= TASK ITEM =
Return the entries below exactly as written.
'''
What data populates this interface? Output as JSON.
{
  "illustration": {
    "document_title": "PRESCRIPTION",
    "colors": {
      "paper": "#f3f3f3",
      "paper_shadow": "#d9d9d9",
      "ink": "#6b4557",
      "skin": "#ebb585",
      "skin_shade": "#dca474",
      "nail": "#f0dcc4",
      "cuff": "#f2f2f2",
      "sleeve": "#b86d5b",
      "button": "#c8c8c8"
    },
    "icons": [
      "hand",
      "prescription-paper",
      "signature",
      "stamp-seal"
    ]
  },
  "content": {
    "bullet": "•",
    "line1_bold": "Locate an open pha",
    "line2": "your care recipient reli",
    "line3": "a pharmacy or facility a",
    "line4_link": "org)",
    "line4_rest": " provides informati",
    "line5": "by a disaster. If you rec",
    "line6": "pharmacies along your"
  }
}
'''
= EXERCISE ANSWER =
What data populates this interface? Output as JSON.
{
  "illustration": {
    "document_title": "PRESCRIPTION",
    "colors": {
      "paper": "#f3f3f3",
      "paper_shadow": "#d9d9d9",
      "ink": "#6b4557",
      "skin": "#ebb585",
      "skin_shade": "#dca474",
      "nail": "#f0dcc4",
      "cuff": "#f2f2f2",
      "sleeve": "#b86d5b",
      "button": "#c8c8c8"
    },
    "icons": [
      "hand",
      "prescription-paper",
      "signature",
      "stamp-seal"
    ]
  },
  "content": {
    "bullet": "•",
    "line1_bold": "Locate an open pha",
    "line2": "your care recipient reli",
    "line3": "a pharmacy or facility a",
    "line4_link": "org)",
    "line4_rest": " provides informati",
    "line5": "by a disaster. If you rec",
    "line6": "pharmacies along your"
  }
}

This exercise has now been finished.